May 25, 2018, Number 15
Download the full May 25, 2018, Number 15 (PDF).
President’s Tweets May Affect Social Media Policies
Earlier this week, a federal district judge in New York concluded that the blocking of some Twitter users from President Trump’s Twitter account (@realDonaldTrump) on the basis of their political views violates the users’ First Amendment free speech rights. The issue in Knight First Amendment Institute at Columbia University v. Trump (PDF) was whether the President’s Twitter account, which was created by the President before he was inaugurated, is an account “owned or controlled by the government” that would implicate the protections of the First Amendment.
To determine whether the President’s Twitter account is owned or controlled by the government, the court reviewed: (1) the extent to which the President and his staff controlled the content of the tweets; (2) their ability to prevent, through blocking, other Twitter users from accessing the President’s Twitter account timeline and from participating in its interactive space; and (3) the extent to which the President presented his account as a “presidential account” as opposed to a “personal account.” Concluding that the account was used to take actions that can be taken only “by the President as President,” the court held that certain aspects of the account are controlled by the government: (1) the content of the tweets; (2) the account’s timeline; and (3) the interactive spaces associated with the tweets.
Following the holding that those three components of the account are “controlled by the government,” the court next reviewed which of the three are subject to the First Amendment. The court held that the content of the tweets and the timeline are government speech, which does not implicate the First Amendment. However, the court concluded that the interactive space associated with replies and retweets created by each tweet sent by the President’s Twitter account is a “designated public forum” that is subject to the First Amendment. The court’s reasoning was that: (1) the account is generally accessible to the public at large without regard to political or other limiting criteria; (2) the public can view his tweets; (3) anyone with a Twitter account who wants to follow the account can do so, unless the person has been blocked; and (4) anyone who has not been blocked can participate in the interactive space by replying or retweeting the President’s tweets.
The government is very limited in the restrictions it can impose on the use of a designated public forum. (The legal terminology is that any limitation “must be narrowly drawn to achieve a compelling state interest.”) Because of that limitation, any restrictions that are based on a participant’s viewpoint are prohibited. The court thus concluded that the President may not block certain Twitter users from participating in the interactive space on the basis of their political views.
Although the result is not legally binding on Texas cities, it is instructive to city officials who are responsible for a city’s social media site. The decision may mean that city officials should not treat individuals who participate on the city’s social media platforms differently on the basis of their political views. For example, a city official probably shouldn’t delete only those comments that are disparaging or critical of the city or block the people who make such comments.
Additionally, city officials who maintain their own private social media accounts should consider how the decision affects them. If a court were to determine that the “private” site is “owned or controlled by government,” the same restrictions on selective deletions or blocking may apply.

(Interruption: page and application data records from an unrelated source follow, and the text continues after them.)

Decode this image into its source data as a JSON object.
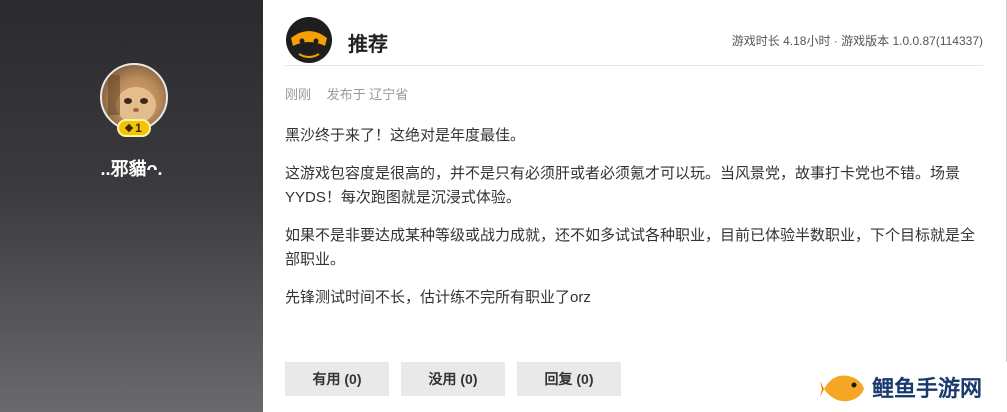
{
  "user": {
    "name": "..邪貓ᴖ.",
    "level": "1"
  },
  "review": {
    "tag": "推荐",
    "playtime": "游戏时长 4.18小时 · 游戏版本 1.0.0.87(114337)",
    "time": "刚刚",
    "location": "发布于 辽宁省",
    "paragraphs": [
      "黑沙终于来了！这绝对是年度最佳。",
      "这游戏包容度是很高的，并不是只有必须肝或者必须氪才可以玩。当风景党，故事打卡党也不错。场景YYDS！每次跑图就是沉浸式体验。",
      "如果不是非要达成某种等级或战力成就，还不如多试试各种职业，目前已体验半数职业，下个目标就是全部职业。",
      "先锋测试时间不长，估计练不完所有职业了orz"
    ]
  },
  "actions": {
    "useful": "有用 (0)",
    "useless": "没用 (0)",
    "reply": "回复 (0)"
  },
  "watermark": {
    "text": "鲤鱼手游网"
  },
  "colors": {
    "panel_dark": "#2b2b2e",
    "badge_gold": "#f5c400",
    "logo_orange": "#f5a000",
    "watermark_blue": "#1a3a6e"
  }
}
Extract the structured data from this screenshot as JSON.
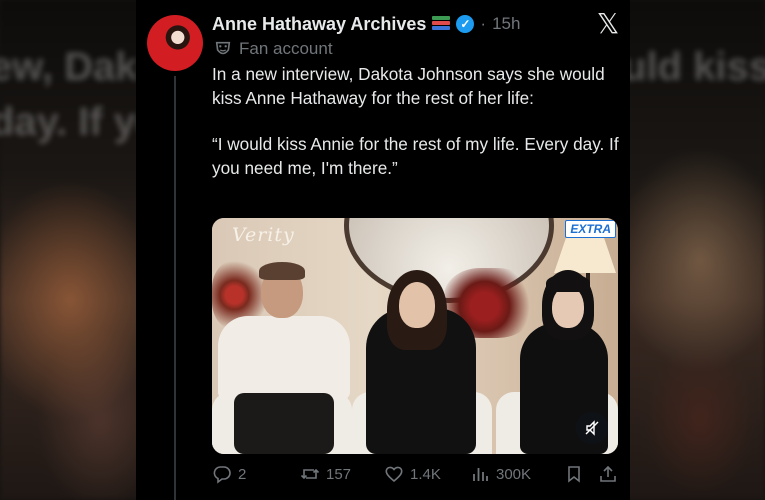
{
  "account": {
    "name": "Anne Hathaway Archives",
    "time": "15h",
    "separator": "·",
    "label": "Fan account",
    "verified_icon": "check-icon",
    "emoji_icon": "books-icon"
  },
  "tweet": {
    "paragraph1": "In a new interview, Dakota Johnson says she would kiss Anne Hathaway for the rest of her life:",
    "paragraph2": "“I would kiss Annie for the rest of my life. Every day. If you need me, I'm there.”"
  },
  "media": {
    "watermark_left": "Verity",
    "watermark_right": "EXTRA"
  },
  "actions": {
    "replies": "2",
    "reposts": "157",
    "likes": "1.4K",
    "views": "300K"
  },
  "background_text": {
    "line1": "ew, Dakota Johnson says she would kiss Anne Hathaway for the rest of my life",
    "line2": "day. If you need me, I'm there."
  },
  "colors": {
    "card_bg": "#000000",
    "text": "#e7e9ea",
    "muted": "#71767b",
    "verified": "#1d9bf0",
    "avatar": "#d21d23"
  }
}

This decision could have far-reaching implications related to the use of social media by government and government officials. How far those implications might go remains to be seen. It is likely that this case will be appealed to a higher court, and League staff will monitor the case, and provide more detailed analysis in upcoming materials.
The Water Conservation Advisory Council has opened a public comment period for eight municipal best management practices (BMPs). The BMPs include:
- Conservation Coordinators
- Custom Conservation Rebates
- Customer Characterizations: Analysis to Prioritize BMP Selection
- Enforcement of Texas Irrigation License Standards
- Outdoor Watering Schedules
- Plumbing Assistance Programs for Economically Disadvantaged Customers
- Public Outreach and Education
- System Water Audit and Water Loss
The BMPs can be reviewed on the Save Texas Water website. The comment period ends on June 11, 2018.
Questions? Please email Josh Sendejar, Water Conservation Specialist with the Water Conservation Advisory Council.
Texas Municipal League (TML) member cities may use the material herein for any purpose. No other person or entity may reproduce, duplicate, or distribute any part of this document without the written authorization of the Texas Municipal League.